INPUT DATA:
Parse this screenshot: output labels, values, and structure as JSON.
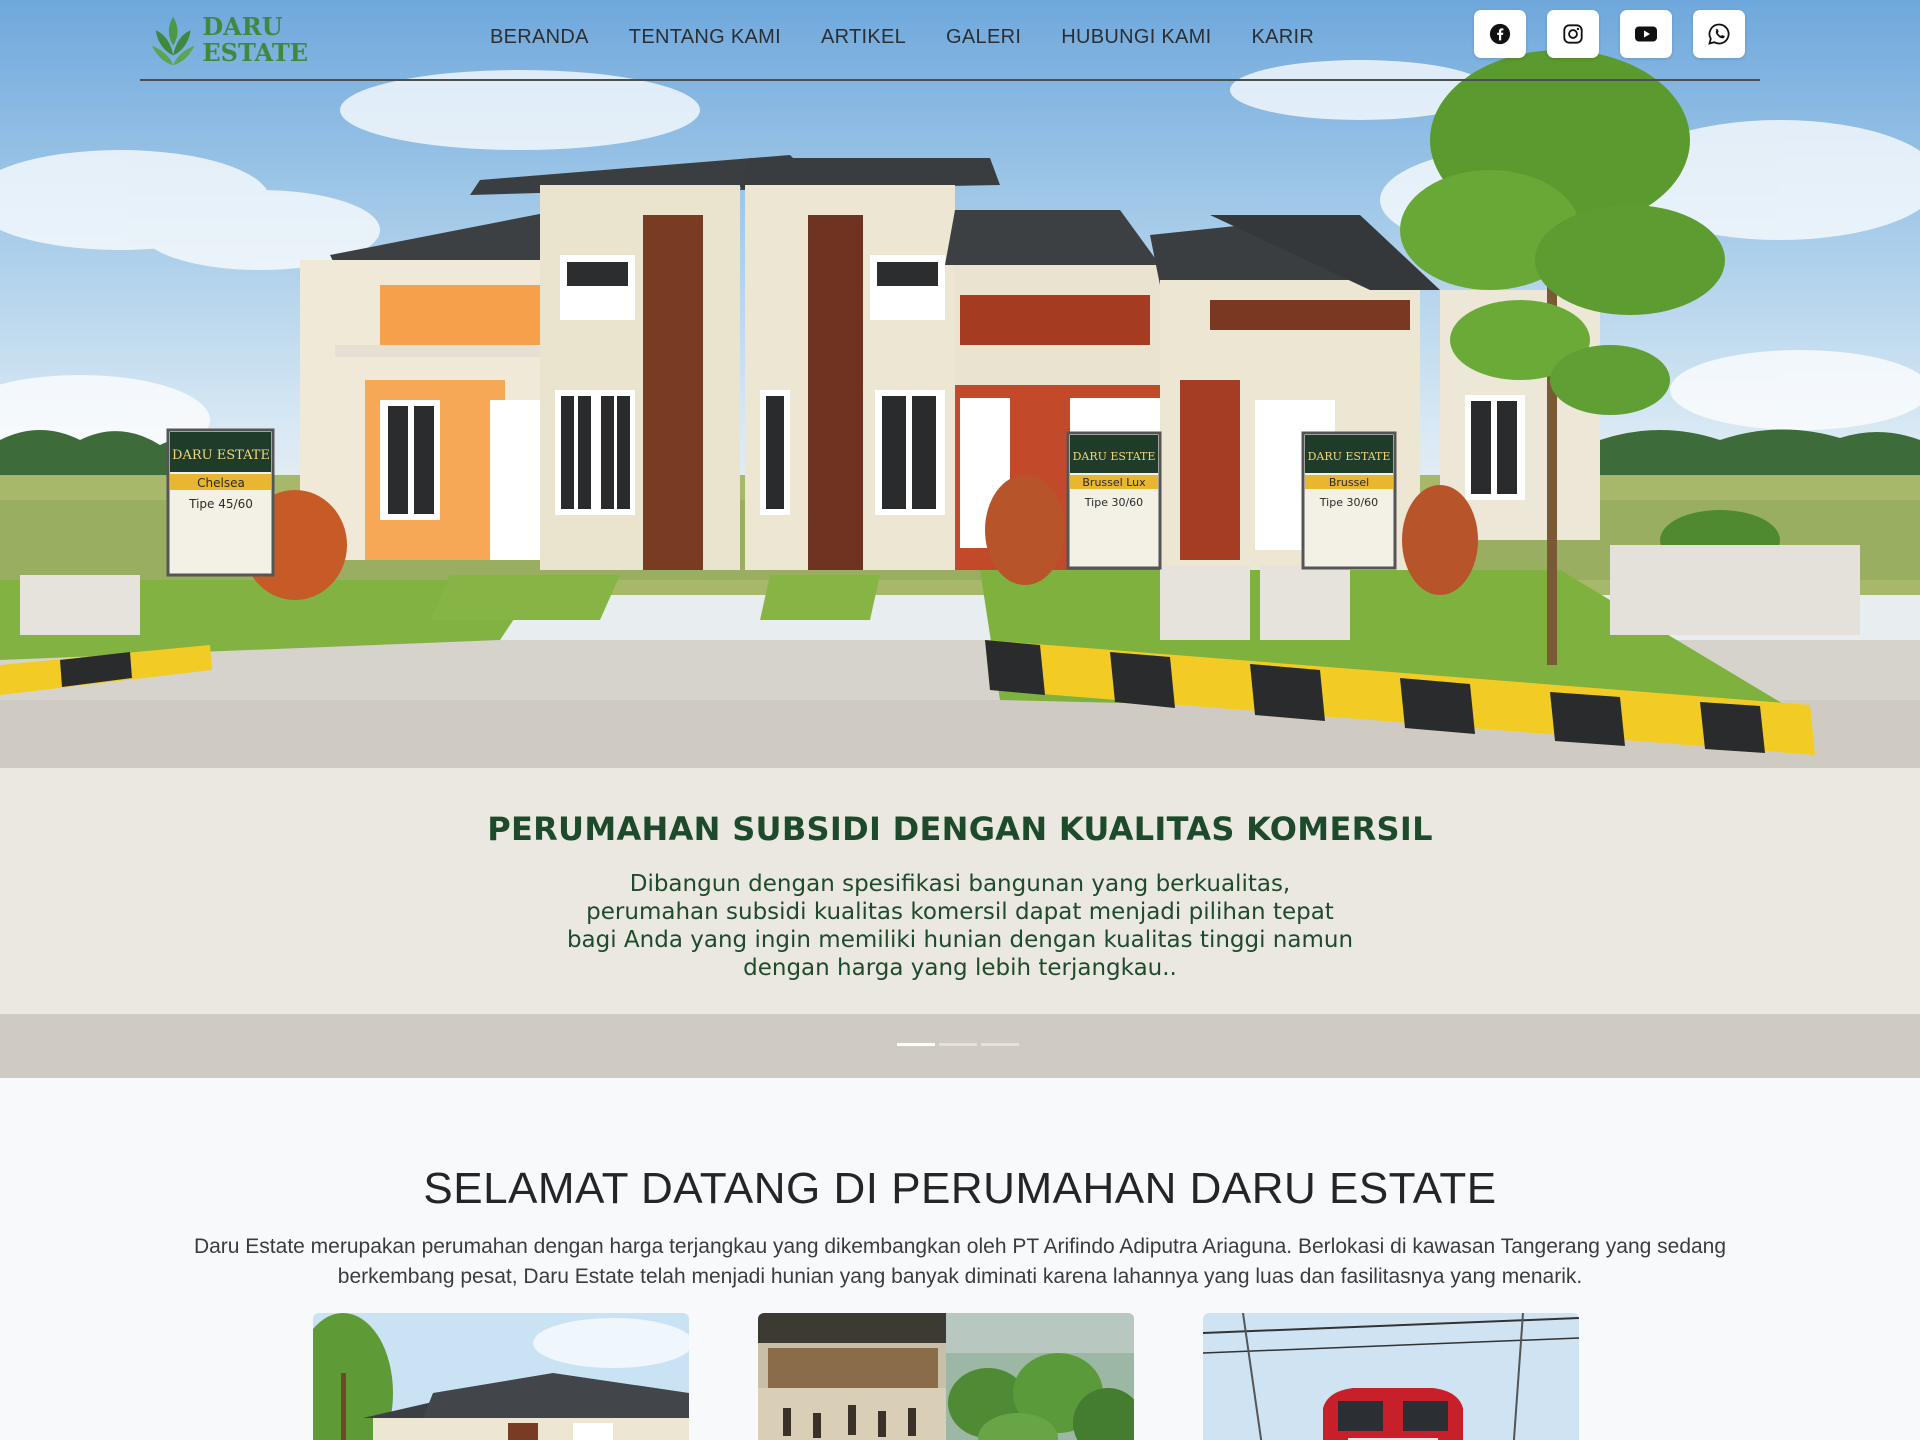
{
  "brand": {
    "line1": "DARU",
    "line2": "ESTATE"
  },
  "nav": {
    "items": [
      {
        "label": "BERANDA"
      },
      {
        "label": "TENTANG KAMI"
      },
      {
        "label": "ARTIKEL"
      },
      {
        "label": "GALERI"
      },
      {
        "label": "HUBUNGI KAMI"
      },
      {
        "label": "KARIR"
      }
    ]
  },
  "socials": [
    {
      "icon": "facebook-icon"
    },
    {
      "icon": "instagram-icon"
    },
    {
      "icon": "youtube-icon"
    },
    {
      "icon": "whatsapp-icon"
    }
  ],
  "hero": {
    "title": "PERUMAHAN SUBSIDI DENGAN KUALITAS KOMERSIL",
    "text": "Dibangun dengan spesifikasi bangunan yang berkualitas, perumahan subsidi kualitas komersil dapat menjadi pilihan tepat bagi Anda yang ingin memiliki hunian dengan kualitas tinggi namun dengan harga yang lebih terjangkau..",
    "slides": 3,
    "active_slide": 1,
    "signs": [
      {
        "brand": "DARU ESTATE",
        "model": "Chelsea",
        "type": "Tipe 45/60"
      },
      {
        "brand": "DARU ESTATE",
        "model": "Brussel Lux",
        "type": "Tipe 30/60"
      },
      {
        "brand": "DARU ESTATE",
        "model": "Brussel",
        "type": "Tipe 30/60"
      }
    ]
  },
  "welcome": {
    "title": "SELAMAT DATANG DI PERUMAHAN DARU ESTATE",
    "text": "Daru Estate merupakan perumahan dengan harga terjangkau yang dikembangkan oleh PT Arifindo Adiputra Ariaguna. Berlokasi di kawasan Tangerang yang sedang berkembang pesat, Daru Estate telah menjadi hunian yang banyak diminati karena lahannya yang luas dan fasilitasnya yang menarik."
  },
  "colors": {
    "brand_green": "#3d8a3f",
    "caption_green": "#1d4a2b",
    "nav_text": "#2b2f33"
  }
}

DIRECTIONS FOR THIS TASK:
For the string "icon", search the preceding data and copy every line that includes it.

RESPONSE TO THE EXERCISE:
      "icon": "facebook-icon"
      "icon": "instagram-icon"
      "icon": "youtube-icon"
      "icon": "whatsapp-icon"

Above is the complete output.